### [Try it]
Repeat the records. Match each character exactly.

##### Data extract #####

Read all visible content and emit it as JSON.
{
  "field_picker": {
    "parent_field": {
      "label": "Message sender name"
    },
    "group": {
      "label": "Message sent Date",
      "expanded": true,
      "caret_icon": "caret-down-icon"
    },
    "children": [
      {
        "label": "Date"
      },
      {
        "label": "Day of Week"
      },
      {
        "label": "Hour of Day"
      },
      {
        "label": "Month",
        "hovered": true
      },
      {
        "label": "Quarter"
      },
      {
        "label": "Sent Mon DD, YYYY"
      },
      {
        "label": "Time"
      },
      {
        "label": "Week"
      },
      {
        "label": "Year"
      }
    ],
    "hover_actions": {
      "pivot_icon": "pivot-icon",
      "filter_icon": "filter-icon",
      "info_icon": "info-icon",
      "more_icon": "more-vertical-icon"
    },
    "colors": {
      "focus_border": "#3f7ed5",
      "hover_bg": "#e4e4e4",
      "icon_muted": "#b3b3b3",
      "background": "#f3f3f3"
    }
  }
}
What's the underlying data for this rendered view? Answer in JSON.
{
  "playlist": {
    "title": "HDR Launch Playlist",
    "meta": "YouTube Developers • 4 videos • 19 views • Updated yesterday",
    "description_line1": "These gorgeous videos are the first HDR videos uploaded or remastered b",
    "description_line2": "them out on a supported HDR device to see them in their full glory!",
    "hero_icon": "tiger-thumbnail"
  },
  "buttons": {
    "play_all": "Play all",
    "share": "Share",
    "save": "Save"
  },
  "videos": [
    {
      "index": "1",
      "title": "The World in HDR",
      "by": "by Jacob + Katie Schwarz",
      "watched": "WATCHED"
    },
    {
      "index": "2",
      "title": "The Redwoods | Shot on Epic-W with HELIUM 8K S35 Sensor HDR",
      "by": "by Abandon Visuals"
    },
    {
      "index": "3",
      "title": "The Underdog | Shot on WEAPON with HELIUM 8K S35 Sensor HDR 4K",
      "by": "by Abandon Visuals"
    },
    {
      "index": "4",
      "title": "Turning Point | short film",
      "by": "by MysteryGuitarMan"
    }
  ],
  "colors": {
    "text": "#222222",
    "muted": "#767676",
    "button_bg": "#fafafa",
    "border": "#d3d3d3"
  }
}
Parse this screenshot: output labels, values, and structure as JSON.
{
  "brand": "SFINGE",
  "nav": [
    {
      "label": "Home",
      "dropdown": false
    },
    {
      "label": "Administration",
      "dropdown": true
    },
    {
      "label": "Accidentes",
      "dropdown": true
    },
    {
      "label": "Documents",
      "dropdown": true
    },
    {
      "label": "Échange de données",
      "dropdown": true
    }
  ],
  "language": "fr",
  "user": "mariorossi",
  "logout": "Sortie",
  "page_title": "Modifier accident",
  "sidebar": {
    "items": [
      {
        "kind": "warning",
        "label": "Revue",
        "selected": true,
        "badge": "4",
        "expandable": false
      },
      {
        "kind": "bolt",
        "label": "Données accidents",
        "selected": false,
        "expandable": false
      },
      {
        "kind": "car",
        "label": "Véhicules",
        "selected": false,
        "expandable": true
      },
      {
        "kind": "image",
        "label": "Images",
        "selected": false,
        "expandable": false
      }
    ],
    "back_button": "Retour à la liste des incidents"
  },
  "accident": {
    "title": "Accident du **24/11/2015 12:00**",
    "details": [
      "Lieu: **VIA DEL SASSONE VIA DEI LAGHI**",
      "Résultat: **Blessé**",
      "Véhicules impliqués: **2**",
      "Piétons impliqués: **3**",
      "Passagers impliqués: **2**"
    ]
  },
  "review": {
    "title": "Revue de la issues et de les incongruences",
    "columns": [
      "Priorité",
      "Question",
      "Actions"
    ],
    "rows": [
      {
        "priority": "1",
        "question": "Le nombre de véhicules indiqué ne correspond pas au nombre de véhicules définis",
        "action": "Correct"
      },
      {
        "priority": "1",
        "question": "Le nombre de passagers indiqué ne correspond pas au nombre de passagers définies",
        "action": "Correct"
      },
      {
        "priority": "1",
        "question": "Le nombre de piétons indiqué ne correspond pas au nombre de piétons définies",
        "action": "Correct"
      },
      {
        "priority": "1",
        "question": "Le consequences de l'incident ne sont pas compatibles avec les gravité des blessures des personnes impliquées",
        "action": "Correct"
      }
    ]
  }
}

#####

### [Response for this exercise]
Read all visible content and emit it as JSON.
{
  "field_picker": {
    "parent_field": {
      "label": "Message sender name"
    },
    "group": {
      "label": "Message sent Date",
      "expanded": true,
      "caret_icon": "caret-down-icon"
    },
    "children": [
      {
        "label": "Date"
      },
      {
        "label": "Day of Week"
      },
      {
        "label": "Hour of Day"
      },
      {
        "label": "Month",
        "hovered": true
      },
      {
        "label": "Quarter"
      },
      {
        "label": "Sent Mon DD, YYYY"
      },
      {
        "label": "Time"
      },
      {
        "label": "Week"
      },
      {
        "label": "Year"
      }
    ],
    "hover_actions": {
      "pivot_icon": "pivot-icon",
      "filter_icon": "filter-icon",
      "info_icon": "info-icon",
      "more_icon": "more-vertical-icon"
    },
    "colors": {
      "focus_border": "#3f7ed5",
      "hover_bg": "#e4e4e4",
      "icon_muted": "#b3b3b3",
      "background": "#f3f3f3"
    }
  }
}
What's the underlying data for this rendered view? Answer in JSON.
{
  "playlist": {
    "title": "HDR Launch Playlist",
    "meta": "YouTube Developers • 4 videos • 19 views • Updated yesterday",
    "description_line1": "These gorgeous videos are the first HDR videos uploaded or remastered b",
    "description_line2": "them out on a supported HDR device to see them in their full glory!",
    "hero_icon": "tiger-thumbnail"
  },
  "buttons": {
    "play_all": "Play all",
    "share": "Share",
    "save": "Save"
  },
  "videos": [
    {
      "index": "1",
      "title": "The World in HDR",
      "by": "by Jacob + Katie Schwarz",
      "watched": "WATCHED"
    },
    {
      "index": "2",
      "title": "The Redwoods | Shot on Epic-W with HELIUM 8K S35 Sensor HDR",
      "by": "by Abandon Visuals"
    },
    {
      "index": "3",
      "title": "The Underdog | Shot on WEAPON with HELIUM 8K S35 Sensor HDR 4K",
      "by": "by Abandon Visuals"
    },
    {
      "index": "4",
      "title": "Turning Point | short film",
      "by": "by MysteryGuitarMan"
    }
  ],
  "colors": {
    "text": "#222222",
    "muted": "#767676",
    "button_bg": "#fafafa",
    "border": "#d3d3d3"
  }
}
Parse this screenshot: output labels, values, and structure as JSON.
{
  "brand": "SFINGE",
  "nav": [
    {
      "label": "Home",
      "dropdown": false
    },
    {
      "label": "Administration",
      "dropdown": true
    },
    {
      "label": "Accidentes",
      "dropdown": true
    },
    {
      "label": "Documents",
      "dropdown": true
    },
    {
      "label": "Échange de données",
      "dropdown": true
    }
  ],
  "language": "fr",
  "user": "mariorossi",
  "logout": "Sortie",
  "page_title": "Modifier accident",
  "sidebar": {
    "items": [
      {
        "kind": "warning",
        "label": "Revue",
        "selected": true,
        "badge": "4",
        "expandable": false
      },
      {
        "kind": "bolt",
        "label": "Données accidents",
        "selected": false,
        "expandable": false
      },
      {
        "kind": "car",
        "label": "Véhicules",
        "selected": false,
        "expandable": true
      },
      {
        "kind": "image",
        "label": "Images",
        "selected": false,
        "expandable": false
      }
    ],
    "back_button": "Retour à la liste des incidents"
  },
  "accident": {
    "title": "Accident du **24/11/2015 12:00**",
    "details": [
      "Lieu: **VIA DEL SASSONE VIA DEI LAGHI**",
      "Résultat: **Blessé**",
      "Véhicules impliqués: **2**",
      "Piétons impliqués: **3**",
      "Passagers impliqués: **2**"
    ]
  },
  "review": {
    "title": "Revue de la issues et de les incongruences",
    "columns": [
      "Priorité",
      "Question",
      "Actions"
    ],
    "rows": [
      {
        "priority": "1",
        "question": "Le nombre de véhicules indiqué ne correspond pas au nombre de véhicules définis",
        "action": "Correct"
      },
      {
        "priority": "1",
        "question": "Le nombre de passagers indiqué ne correspond pas au nombre de passagers définies",
        "action": "Correct"
      },
      {
        "priority": "1",
        "question": "Le nombre de piétons indiqué ne correspond pas au nombre de piétons définies",
        "action": "Correct"
      },
      {
        "priority": "1",
        "question": "Le consequences de l'incident ne sont pas compatibles avec les gravité des blessures des personnes impliquées",
        "action": "Correct"
      }
    ]
  }
}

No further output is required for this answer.